▼
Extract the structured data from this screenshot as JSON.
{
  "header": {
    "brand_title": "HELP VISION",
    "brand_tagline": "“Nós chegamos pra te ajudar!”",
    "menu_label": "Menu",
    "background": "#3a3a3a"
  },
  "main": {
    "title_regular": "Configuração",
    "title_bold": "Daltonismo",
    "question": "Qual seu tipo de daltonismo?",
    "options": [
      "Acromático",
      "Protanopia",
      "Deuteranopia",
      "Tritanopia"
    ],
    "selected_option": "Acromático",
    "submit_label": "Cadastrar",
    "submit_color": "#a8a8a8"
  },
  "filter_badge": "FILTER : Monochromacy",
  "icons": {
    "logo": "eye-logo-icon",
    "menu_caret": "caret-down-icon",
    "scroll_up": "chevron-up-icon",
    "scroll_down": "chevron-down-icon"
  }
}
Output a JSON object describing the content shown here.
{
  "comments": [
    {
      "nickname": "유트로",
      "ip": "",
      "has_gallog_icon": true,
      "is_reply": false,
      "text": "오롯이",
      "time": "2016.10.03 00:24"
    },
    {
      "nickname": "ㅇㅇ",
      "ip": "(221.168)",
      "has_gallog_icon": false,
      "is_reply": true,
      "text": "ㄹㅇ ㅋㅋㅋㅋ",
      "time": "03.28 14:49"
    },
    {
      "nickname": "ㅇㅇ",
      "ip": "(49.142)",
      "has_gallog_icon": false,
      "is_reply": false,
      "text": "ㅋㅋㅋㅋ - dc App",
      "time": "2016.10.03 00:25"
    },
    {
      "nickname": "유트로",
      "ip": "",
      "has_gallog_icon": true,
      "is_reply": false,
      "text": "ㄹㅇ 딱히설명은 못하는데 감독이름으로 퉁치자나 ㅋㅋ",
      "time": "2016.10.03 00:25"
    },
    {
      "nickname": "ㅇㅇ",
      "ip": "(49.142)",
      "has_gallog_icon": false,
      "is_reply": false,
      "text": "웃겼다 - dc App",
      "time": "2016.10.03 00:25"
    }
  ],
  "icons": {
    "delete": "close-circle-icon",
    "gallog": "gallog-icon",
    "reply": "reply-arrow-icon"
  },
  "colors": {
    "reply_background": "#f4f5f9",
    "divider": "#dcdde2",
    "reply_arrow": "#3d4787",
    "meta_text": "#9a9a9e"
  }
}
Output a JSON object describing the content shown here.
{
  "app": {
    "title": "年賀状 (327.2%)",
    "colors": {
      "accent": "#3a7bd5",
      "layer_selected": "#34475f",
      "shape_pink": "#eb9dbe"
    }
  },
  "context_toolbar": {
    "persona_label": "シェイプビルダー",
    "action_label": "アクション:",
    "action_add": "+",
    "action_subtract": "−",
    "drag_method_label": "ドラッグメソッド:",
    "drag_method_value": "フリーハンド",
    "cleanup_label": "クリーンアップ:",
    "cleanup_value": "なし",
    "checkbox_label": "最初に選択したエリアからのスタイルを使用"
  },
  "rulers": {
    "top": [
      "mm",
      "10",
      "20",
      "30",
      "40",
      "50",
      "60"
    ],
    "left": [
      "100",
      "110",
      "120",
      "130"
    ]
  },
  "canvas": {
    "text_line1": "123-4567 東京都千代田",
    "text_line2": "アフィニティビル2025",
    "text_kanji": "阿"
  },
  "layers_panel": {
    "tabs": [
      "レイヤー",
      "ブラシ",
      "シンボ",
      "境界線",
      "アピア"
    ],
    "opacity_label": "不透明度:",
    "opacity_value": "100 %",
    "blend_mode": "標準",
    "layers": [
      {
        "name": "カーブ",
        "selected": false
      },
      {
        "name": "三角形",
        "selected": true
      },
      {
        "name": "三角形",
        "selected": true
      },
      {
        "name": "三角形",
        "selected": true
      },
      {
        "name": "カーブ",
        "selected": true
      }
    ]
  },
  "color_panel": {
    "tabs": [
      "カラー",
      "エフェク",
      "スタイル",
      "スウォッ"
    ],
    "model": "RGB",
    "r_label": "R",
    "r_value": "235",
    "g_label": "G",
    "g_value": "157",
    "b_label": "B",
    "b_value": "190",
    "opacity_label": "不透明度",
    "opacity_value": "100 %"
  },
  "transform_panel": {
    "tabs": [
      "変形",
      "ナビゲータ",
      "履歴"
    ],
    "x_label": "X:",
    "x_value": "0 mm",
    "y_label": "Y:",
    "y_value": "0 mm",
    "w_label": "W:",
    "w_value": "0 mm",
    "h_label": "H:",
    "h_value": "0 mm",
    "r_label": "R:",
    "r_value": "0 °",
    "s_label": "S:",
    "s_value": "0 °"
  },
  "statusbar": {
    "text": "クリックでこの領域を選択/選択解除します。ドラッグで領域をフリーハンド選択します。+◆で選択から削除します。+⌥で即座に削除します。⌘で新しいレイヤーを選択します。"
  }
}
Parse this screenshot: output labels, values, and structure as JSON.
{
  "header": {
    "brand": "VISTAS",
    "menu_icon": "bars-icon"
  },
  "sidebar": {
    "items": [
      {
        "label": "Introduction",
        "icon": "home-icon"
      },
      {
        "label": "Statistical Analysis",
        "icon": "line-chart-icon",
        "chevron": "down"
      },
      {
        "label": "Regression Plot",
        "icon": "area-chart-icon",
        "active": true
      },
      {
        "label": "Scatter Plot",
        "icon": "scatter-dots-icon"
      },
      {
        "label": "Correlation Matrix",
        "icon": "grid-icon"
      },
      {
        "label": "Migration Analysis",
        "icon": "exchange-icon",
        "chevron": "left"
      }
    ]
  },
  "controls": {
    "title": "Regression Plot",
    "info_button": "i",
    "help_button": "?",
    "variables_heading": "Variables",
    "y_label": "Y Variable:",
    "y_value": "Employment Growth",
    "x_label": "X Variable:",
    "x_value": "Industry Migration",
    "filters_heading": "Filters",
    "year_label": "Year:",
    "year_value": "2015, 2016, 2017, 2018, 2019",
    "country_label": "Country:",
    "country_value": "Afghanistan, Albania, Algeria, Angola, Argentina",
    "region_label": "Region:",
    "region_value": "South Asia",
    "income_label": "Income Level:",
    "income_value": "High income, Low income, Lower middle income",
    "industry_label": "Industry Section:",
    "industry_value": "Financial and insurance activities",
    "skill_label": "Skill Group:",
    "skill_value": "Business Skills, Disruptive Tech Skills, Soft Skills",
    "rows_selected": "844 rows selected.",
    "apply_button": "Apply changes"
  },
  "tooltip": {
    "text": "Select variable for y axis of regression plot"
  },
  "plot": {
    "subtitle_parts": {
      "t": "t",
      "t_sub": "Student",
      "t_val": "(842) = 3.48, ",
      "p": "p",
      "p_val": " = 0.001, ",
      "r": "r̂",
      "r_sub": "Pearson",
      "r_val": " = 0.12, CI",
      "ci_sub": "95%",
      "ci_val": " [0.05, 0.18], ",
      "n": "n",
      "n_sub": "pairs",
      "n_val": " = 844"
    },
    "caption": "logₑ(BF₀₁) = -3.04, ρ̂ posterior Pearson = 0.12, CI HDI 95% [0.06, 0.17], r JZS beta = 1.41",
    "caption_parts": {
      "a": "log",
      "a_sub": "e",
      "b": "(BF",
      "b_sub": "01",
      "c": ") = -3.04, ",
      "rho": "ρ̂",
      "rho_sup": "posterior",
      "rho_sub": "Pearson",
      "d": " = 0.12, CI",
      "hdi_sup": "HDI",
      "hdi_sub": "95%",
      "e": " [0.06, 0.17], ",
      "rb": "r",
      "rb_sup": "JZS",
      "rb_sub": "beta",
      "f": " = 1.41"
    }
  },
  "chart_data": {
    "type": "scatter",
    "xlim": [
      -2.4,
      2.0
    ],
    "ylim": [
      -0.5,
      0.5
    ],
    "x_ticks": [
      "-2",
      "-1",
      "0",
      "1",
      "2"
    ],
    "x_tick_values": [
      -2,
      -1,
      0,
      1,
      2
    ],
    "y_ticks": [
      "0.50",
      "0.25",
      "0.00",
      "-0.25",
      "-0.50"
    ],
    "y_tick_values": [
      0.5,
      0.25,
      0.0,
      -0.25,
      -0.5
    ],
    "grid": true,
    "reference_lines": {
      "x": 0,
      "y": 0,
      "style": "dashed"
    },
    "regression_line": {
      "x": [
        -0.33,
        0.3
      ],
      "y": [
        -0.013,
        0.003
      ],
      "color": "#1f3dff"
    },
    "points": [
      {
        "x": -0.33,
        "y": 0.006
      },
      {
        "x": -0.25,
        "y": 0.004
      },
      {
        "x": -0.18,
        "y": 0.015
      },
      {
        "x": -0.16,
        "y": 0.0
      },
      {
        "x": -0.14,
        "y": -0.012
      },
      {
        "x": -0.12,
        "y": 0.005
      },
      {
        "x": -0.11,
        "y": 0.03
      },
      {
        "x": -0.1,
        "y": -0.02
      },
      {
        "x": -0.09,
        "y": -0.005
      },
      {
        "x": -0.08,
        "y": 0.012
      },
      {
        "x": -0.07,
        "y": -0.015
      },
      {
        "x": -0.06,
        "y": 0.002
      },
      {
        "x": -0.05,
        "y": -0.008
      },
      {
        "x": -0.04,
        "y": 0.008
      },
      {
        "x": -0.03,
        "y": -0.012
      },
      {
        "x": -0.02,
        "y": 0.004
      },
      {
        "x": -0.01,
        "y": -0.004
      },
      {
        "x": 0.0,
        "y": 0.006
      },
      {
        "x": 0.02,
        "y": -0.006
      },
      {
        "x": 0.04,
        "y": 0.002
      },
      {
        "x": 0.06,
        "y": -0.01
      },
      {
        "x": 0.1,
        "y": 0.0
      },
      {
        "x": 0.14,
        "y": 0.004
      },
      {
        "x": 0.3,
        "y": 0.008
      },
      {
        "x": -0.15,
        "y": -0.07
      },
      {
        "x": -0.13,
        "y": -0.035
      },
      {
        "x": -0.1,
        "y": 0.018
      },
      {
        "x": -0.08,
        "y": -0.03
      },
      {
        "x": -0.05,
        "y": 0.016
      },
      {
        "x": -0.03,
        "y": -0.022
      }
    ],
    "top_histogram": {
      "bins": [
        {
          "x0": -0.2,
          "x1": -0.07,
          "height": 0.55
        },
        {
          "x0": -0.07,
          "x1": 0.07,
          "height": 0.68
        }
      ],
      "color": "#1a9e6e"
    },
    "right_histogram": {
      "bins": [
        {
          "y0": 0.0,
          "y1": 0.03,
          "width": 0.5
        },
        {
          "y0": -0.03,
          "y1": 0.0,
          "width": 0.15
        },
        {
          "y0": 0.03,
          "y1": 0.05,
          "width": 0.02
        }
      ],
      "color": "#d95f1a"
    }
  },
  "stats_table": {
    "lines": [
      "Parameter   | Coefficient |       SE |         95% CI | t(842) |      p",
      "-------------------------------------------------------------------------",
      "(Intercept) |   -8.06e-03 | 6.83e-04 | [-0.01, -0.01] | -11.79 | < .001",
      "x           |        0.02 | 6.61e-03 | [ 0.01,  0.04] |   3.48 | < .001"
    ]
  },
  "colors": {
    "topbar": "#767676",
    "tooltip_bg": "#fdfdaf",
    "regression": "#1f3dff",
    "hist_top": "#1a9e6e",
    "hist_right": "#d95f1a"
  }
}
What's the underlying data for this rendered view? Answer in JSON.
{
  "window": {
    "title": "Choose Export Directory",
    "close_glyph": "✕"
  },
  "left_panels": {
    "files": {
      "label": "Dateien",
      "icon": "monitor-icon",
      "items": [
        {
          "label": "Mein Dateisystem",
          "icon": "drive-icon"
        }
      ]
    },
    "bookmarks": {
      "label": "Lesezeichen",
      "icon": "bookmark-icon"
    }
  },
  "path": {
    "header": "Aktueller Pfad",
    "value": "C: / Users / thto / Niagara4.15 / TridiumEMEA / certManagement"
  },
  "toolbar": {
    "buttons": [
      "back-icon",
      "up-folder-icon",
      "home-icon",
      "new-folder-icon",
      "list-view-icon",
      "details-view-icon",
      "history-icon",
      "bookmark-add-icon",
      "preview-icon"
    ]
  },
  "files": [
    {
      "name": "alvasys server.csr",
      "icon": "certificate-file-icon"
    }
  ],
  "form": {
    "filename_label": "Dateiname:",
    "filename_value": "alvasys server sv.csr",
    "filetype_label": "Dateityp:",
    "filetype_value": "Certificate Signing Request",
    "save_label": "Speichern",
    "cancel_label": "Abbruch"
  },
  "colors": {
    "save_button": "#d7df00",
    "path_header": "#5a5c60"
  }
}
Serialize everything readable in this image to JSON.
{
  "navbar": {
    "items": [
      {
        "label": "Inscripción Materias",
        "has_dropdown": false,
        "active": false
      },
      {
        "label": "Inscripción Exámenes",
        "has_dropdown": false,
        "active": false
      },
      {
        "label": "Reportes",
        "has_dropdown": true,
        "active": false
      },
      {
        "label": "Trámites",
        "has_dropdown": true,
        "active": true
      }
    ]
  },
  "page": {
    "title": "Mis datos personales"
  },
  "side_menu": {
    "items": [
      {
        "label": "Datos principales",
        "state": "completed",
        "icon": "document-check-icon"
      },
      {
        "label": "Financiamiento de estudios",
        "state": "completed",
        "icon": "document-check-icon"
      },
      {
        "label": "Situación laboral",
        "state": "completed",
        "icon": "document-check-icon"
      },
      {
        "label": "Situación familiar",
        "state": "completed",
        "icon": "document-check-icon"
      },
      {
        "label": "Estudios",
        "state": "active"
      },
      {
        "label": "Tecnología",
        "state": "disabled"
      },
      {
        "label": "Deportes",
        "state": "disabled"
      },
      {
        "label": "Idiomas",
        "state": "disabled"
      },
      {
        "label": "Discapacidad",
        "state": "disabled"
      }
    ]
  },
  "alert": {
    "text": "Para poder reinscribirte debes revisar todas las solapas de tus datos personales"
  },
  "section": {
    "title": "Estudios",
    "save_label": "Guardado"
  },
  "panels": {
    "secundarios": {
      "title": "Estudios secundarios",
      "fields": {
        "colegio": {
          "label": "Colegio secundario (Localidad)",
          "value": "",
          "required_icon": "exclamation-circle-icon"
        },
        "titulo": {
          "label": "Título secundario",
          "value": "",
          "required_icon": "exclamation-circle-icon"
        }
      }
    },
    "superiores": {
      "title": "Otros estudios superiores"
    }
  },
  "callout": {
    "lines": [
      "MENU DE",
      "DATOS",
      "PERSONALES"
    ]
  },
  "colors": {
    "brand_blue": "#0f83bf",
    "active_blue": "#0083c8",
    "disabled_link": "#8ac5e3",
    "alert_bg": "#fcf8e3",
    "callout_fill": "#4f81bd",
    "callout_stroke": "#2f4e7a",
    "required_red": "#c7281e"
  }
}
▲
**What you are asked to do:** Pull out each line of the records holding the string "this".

**Response box:**
Extract the structured data from this screenshot as JSON.
Parse this screenshot: output labels, values, and structure as JSON.
What's the underlying data for this rendered view? Answer in JSON.
Serialize everything readable in this image to JSON.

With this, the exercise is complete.